I wrote in the book that perhaps this is why Americans have a more violent society, because you don't have the degree of security and being taken care of here that you have there. Instead, you have a feeling of, it's this dog-eat-dog world and you've got to scamper up the ladder to get your piece of the pie. So, of course, that's going to make people more tense, more anxious, and those who don't succeed, it's going to make them resentful and bitter, and perhaps resorting to things like violence in order to vent the frustration that they feel.
AB: Is there anything else you'd like to mention?

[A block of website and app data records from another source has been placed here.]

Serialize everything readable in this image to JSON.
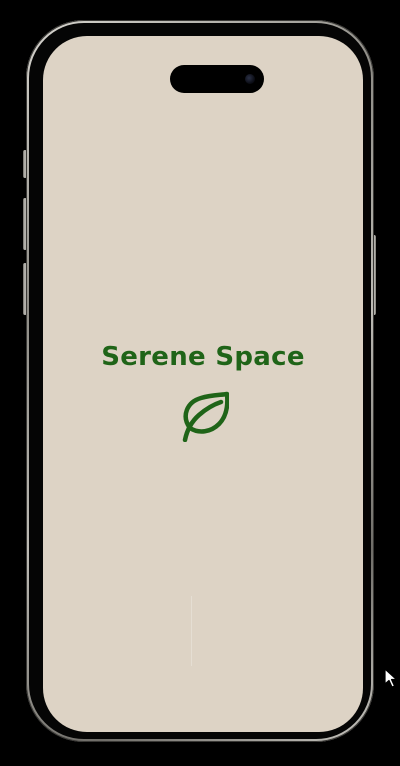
{
  "app": {
    "title": "Serene Space",
    "logo_icon": "leaf-icon"
  },
  "colors": {
    "background": "#000000",
    "screen_background": "#ddd3c5",
    "brand_green": "#1f6418",
    "frame_metal": "#bdbbb5"
  },
  "device": {
    "icons": [
      "dynamic-island",
      "mouse-cursor-icon"
    ]
  }
}
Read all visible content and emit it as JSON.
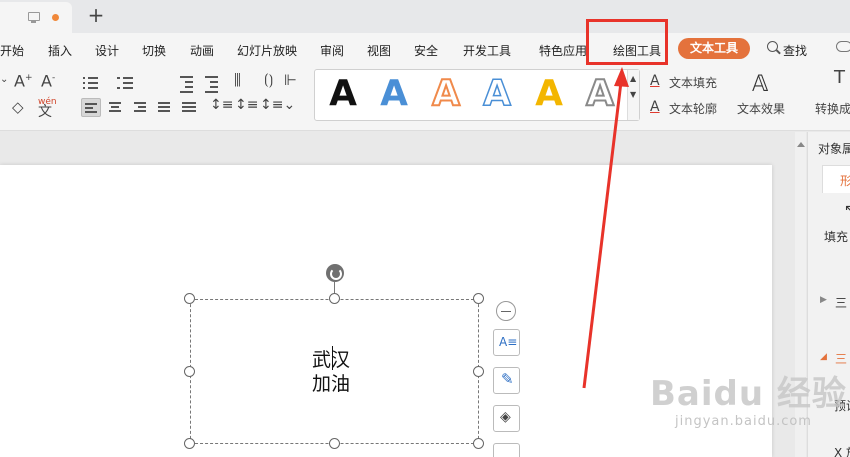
{
  "menu": {
    "items": [
      "开始",
      "插入",
      "设计",
      "切换",
      "动画",
      "幻灯片放映",
      "审阅",
      "视图",
      "安全",
      "开发工具",
      "特色应用",
      "绘图工具"
    ],
    "active_tab": "文本工具",
    "search_label": "查找"
  },
  "ribbon": {
    "text_fill": "文本填充",
    "text_outline": "文本轮廓",
    "text_effect": "文本效果",
    "convert": "转换成",
    "pinyin": "wén",
    "pinyin_char": "文",
    "style_letter": "A",
    "style_colors": [
      "#111111",
      "#4a8fd6",
      "#f08a4b",
      "#ffffff",
      "#f3b600",
      "#8a8a8a"
    ]
  },
  "textbox": {
    "line1": "武汉",
    "line2": "加油"
  },
  "panel": {
    "title": "对象属",
    "tab": "形",
    "fill": "填充",
    "item1": "三",
    "item2": "三",
    "preset": "预设",
    "x": "X 放"
  },
  "watermark": {
    "brand": "Baidu 经验",
    "url": "jingyan.baidu.com"
  },
  "colors": {
    "accent": "#e4723c",
    "annotation": "#e8332a"
  }
}
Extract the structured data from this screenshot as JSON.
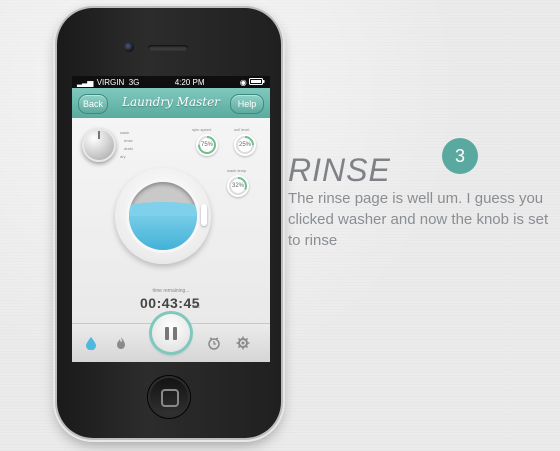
{
  "status_bar": {
    "carrier": "VIRGIN",
    "network": "3G",
    "time": "4:20 PM"
  },
  "nav": {
    "back_label": "Back",
    "title": "Laundry Master",
    "help_label": "Help"
  },
  "knob": {
    "labels": [
      "wash",
      "rinse",
      "drain",
      "dry"
    ]
  },
  "dials": [
    {
      "label": "spin speed",
      "value": "75%",
      "fraction": 0.75
    },
    {
      "label": "soil level",
      "value": "25%",
      "fraction": 0.25
    },
    {
      "label": "wash temp",
      "value": "32%",
      "fraction": 0.32
    }
  ],
  "timer": {
    "label": "time remaining...",
    "value": "00:43:45",
    "unit": "sec"
  },
  "tabbar": {
    "items": [
      "water-drop-icon",
      "flame-icon",
      "pause-icon",
      "clock-icon",
      "gear-icon"
    ]
  },
  "step": {
    "number": "3",
    "heading": "RINSE",
    "description": "The rinse page is well um. I guess you clicked washer and now the knob is set to rinse"
  },
  "colors": {
    "accent": "#5aab9f",
    "water": "#43b2d8",
    "badge": "#5aa9a0",
    "text": "#8a8e92"
  }
}
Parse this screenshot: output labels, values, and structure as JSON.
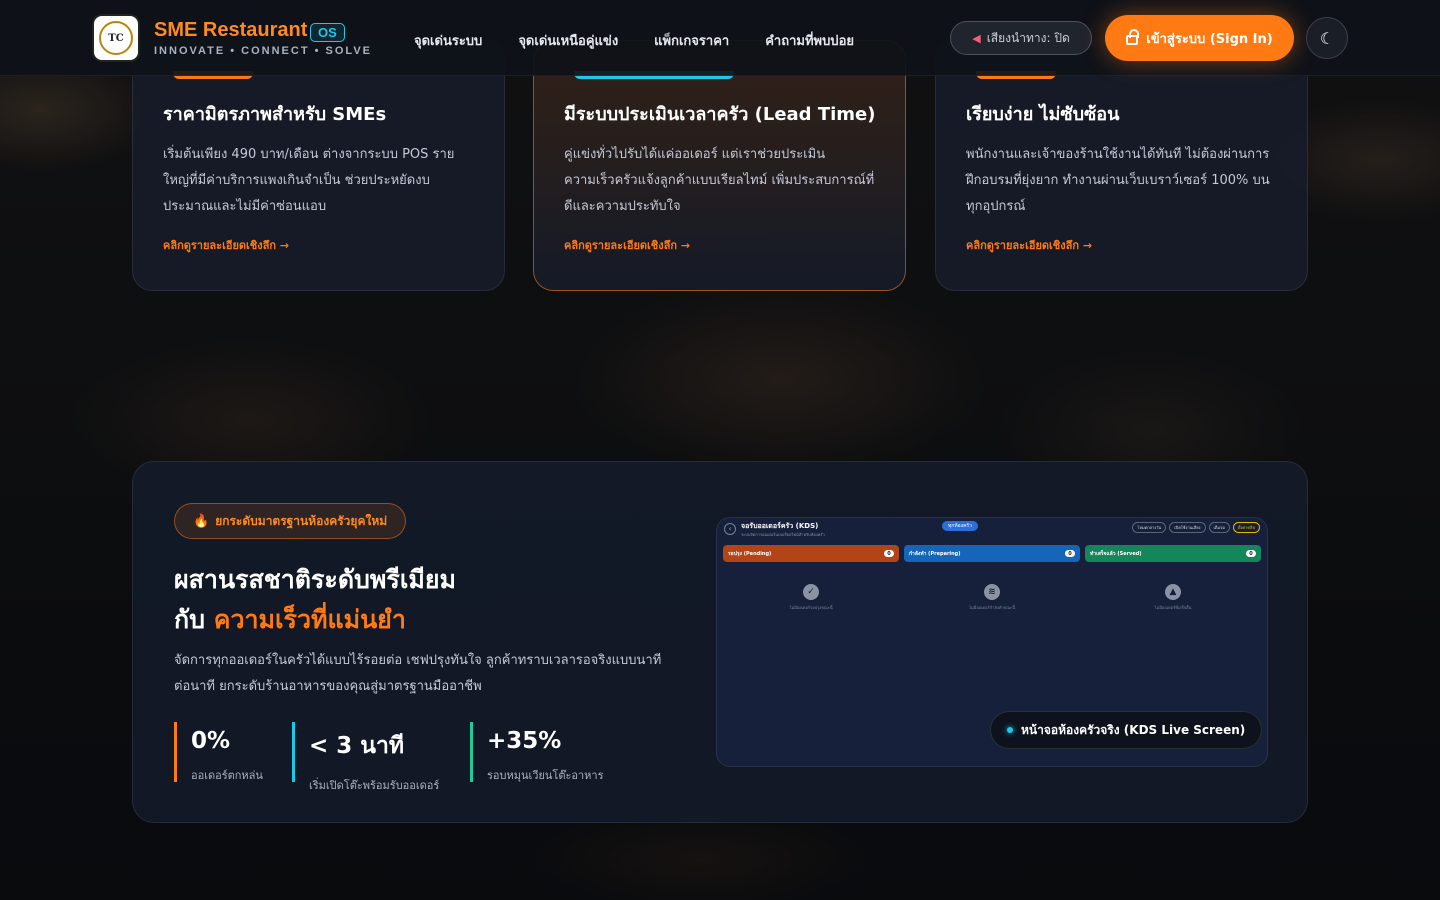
{
  "brand": {
    "logo_text": "TC",
    "title": "SME Restaurant",
    "badge": "OS",
    "tagline": "INNOVATE • CONNECT • SOLVE"
  },
  "nav": {
    "links": [
      "จุดเด่นระบบ",
      "จุดเด่นเหนือคู่แข่ง",
      "แพ็กเกจราคา",
      "คำถามที่พบบ่อย"
    ],
    "sound_label": "เสียงนำทาง: ปิด",
    "sound_icon": "mute-speaker-icon",
    "signin_label": "เข้าสู่ระบบ (Sign In)",
    "theme_icon": "moon-icon"
  },
  "cards": [
    {
      "title": "ราคามิตรภาพสำหรับ SMEs",
      "desc": "เริ่มต้นเพียง 490 บาท/เดือน ต่างจากระบบ POS รายใหญ่ที่มีค่าบริการแพงเกินจำเป็น ช่วยประหยัดงบประมาณและไม่มีค่าซ่อนแอบ",
      "link": "คลิกดูรายละเอียดเชิงลึก →"
    },
    {
      "title": "มีระบบประเมินเวลาครัว (Lead Time)",
      "desc": "คู่แข่งทั่วไปรับได้แค่ออเดอร์ แต่เราช่วยประเมินความเร็วครัวแจ้งลูกค้าแบบเรียลไทม์ เพิ่มประสบการณ์ที่ดีและความประทับใจ",
      "link": "คลิกดูรายละเอียดเชิงลึก →"
    },
    {
      "title": "เรียบง่าย ไม่ซับซ้อน",
      "desc": "พนักงานและเจ้าของร้านใช้งานได้ทันที ไม่ต้องผ่านการฝึกอบรมที่ยุ่งยาก ทำงานผ่านเว็บเบราว์เซอร์ 100% บนทุกอุปกรณ์",
      "link": "คลิกดูรายละเอียดเชิงลึก →"
    }
  ],
  "section": {
    "pill": "ยกระดับมาตรฐานห้องครัวยุคใหม่",
    "headline_line1": "ผสานรสชาติระดับพรีเมียม",
    "headline_prefix": "กับ",
    "headline_accent": "ความเร็วที่แม่นยำ",
    "sub": "จัดการทุกออเดอร์ในครัวได้แบบไร้รอยต่อ เชฟปรุงทันใจ ลูกค้าทราบเวลารอจริงแบบนาทีต่อนาที ยกระดับร้านอาหารของคุณสู่มาตรฐานมืออาชีพ",
    "stats": [
      {
        "value": "0%",
        "label": "ออเดอร์ตกหล่น"
      },
      {
        "value": "< 3 นาที",
        "label": "เริ่มเปิดโต๊ะพร้อมรับออเดอร์"
      },
      {
        "value": "+35%",
        "label": "รอบหมุนเวียนโต๊ะอาหาร"
      }
    ],
    "kds_badge": "หน้าจอห้องครัวจริง (KDS Live Screen)"
  },
  "kds": {
    "title": "จอรับออเดอร์ครัว (KDS)",
    "subtitle": "ระบบจัดการออเดอร์แบบเรียลไทม์สำหรับห้องครัว",
    "chip": "ทุกห้องครัว",
    "actions": [
      "โหมดกลางวัน",
      "เปิดใช้งานเสียง",
      "เต็มจอ",
      "ตั้งค่าคลิป"
    ],
    "columns": [
      {
        "label": "รอปรุง (Pending)",
        "count": "0",
        "empty_icon": "check-circle-icon",
        "empty": "ไม่มีออเดอร์รอปรุงขณะนี้"
      },
      {
        "label": "กำลังทำ (Preparing)",
        "count": "0",
        "empty_icon": "cooking-pot-icon",
        "empty": "ไม่มีออเดอร์กำลังทำขณะนี้"
      },
      {
        "label": "ทำเสร็จแล้ว (Served)",
        "count": "0",
        "empty_icon": "thumbs-up-icon",
        "empty": "ไม่มีออเดอร์ที่เสร็จสิ้น"
      }
    ]
  }
}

SH: You'll see American critics say that Europeans have all these things, but they pay a lot more in taxes in order to get it. That's a myth. If you're an American paying escalating health care premiums, if you're paying higher co-payments and deductibles, if you're an American student graduating from college with a lot of debt, if you're an American paying more than $12,000 a year for childcare, you're paying more out of pocket for your own retirement, more out of pocket for senior care; what you see is that Americans actually pay a lot more out of pocket for the things that Europeans get in exchange for their taxes. So, when you look at things like the Forbes Tax Misery Index - Forbes is obviously an ideologically biased magazine, yet this Tax Misery Index is cited as an authoritative source on who pays more taxes - but all they're looking at is income tax, Social Security tax and a few other minor taxes like sales tax. When you do that kind of analysis, you see Europeans at the highest end of taxes, and here's America, down there, happy as a clam, around the Philippines and Indonesia and Malaysia. But what they're not telling you is that Americans are paying a lot more out of pocket. So, in order to square that circle that Americans are still paying more, you have to then advance the argument that, well, at least it's discretionary. But is it really the case that having things like health care, retirement, university education, are these really discretionary today, or are these things you need to support yourself and your family in this increasingly insecure age?